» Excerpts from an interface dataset

________________________

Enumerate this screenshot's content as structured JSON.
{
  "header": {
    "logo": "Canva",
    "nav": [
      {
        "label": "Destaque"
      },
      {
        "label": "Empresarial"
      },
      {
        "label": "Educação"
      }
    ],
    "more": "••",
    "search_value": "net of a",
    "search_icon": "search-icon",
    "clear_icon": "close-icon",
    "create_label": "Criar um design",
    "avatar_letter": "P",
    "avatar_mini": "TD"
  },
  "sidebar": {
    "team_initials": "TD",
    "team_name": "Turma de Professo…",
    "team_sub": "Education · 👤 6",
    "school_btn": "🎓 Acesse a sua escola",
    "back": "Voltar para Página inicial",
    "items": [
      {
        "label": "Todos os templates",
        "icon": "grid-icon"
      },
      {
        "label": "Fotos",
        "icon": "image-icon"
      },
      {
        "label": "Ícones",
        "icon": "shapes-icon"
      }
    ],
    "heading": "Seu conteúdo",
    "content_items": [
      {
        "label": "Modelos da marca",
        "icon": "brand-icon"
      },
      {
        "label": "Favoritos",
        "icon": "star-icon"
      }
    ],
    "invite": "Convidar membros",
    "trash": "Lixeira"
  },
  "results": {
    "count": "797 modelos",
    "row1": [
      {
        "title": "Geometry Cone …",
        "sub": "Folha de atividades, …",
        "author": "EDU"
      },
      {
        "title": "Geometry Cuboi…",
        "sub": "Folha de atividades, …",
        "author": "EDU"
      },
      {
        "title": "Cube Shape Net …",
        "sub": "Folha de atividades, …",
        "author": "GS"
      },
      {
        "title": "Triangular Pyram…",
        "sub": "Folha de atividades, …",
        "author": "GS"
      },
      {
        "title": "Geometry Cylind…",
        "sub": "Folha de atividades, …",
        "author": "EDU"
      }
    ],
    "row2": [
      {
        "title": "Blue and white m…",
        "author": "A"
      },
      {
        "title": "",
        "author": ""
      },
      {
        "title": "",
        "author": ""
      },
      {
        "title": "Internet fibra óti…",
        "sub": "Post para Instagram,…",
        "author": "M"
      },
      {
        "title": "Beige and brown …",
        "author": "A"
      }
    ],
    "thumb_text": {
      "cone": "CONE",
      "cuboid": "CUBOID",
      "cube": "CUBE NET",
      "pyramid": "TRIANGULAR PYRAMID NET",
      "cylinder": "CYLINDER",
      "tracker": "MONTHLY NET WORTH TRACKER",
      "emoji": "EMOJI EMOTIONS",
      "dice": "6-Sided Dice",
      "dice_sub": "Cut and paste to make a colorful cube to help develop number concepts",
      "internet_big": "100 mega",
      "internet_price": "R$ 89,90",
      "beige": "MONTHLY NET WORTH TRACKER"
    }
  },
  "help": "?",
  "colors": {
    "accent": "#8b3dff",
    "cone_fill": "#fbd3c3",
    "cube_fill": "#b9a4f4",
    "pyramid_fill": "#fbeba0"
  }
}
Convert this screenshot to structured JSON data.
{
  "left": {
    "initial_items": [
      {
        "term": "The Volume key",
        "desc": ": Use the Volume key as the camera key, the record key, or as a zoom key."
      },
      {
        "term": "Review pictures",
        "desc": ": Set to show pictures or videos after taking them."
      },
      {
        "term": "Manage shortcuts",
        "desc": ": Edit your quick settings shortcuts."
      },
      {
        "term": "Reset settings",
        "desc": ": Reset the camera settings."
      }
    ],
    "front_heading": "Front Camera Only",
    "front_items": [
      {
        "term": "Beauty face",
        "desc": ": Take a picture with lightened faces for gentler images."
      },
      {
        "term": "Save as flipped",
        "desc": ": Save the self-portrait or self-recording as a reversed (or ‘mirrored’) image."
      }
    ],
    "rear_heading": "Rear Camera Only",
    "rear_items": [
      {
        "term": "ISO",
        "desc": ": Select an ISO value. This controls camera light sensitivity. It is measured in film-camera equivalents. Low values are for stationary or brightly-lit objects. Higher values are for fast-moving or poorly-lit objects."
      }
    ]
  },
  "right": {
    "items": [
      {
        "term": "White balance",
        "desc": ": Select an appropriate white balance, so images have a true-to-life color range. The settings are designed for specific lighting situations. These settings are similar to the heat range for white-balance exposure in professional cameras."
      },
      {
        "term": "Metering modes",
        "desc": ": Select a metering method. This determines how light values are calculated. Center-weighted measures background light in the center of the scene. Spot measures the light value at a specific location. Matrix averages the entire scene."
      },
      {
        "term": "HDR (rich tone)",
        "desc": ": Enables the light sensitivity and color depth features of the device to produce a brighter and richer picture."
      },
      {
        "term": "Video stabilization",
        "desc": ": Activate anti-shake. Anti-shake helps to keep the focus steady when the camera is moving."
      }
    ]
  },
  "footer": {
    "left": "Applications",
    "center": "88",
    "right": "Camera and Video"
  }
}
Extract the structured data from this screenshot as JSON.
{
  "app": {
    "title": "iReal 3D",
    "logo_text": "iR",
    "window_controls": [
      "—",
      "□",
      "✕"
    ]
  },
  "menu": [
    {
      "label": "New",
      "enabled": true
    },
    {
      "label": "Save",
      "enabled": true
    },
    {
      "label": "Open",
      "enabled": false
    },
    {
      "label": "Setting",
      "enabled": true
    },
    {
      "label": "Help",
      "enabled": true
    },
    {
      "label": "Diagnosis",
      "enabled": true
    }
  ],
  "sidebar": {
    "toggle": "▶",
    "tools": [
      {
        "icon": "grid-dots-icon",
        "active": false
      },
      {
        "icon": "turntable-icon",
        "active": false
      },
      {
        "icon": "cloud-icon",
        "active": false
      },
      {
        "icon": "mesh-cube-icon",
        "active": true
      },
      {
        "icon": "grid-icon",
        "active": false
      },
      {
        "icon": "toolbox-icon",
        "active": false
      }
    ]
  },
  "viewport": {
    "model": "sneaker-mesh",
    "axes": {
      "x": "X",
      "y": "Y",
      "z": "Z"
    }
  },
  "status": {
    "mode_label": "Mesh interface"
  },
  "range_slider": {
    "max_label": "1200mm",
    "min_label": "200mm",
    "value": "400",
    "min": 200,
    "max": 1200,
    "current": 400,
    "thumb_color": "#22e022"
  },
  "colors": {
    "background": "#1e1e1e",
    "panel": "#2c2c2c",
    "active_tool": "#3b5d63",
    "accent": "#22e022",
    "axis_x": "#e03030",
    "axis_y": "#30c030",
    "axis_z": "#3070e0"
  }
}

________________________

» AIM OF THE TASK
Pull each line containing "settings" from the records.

» SOLUTION TO THIS EXERCISE
        "desc": ": Edit your quick settings shortcuts."
        "term": "Reset settings",
        "desc": ": Reset the camera settings."
        "desc": ": Select an appropriate white balance, so images have a true-to-life color range. The settings are designed for specific lighting situations. These settings are similar to the heat range for white-balance exposure in professional cameras."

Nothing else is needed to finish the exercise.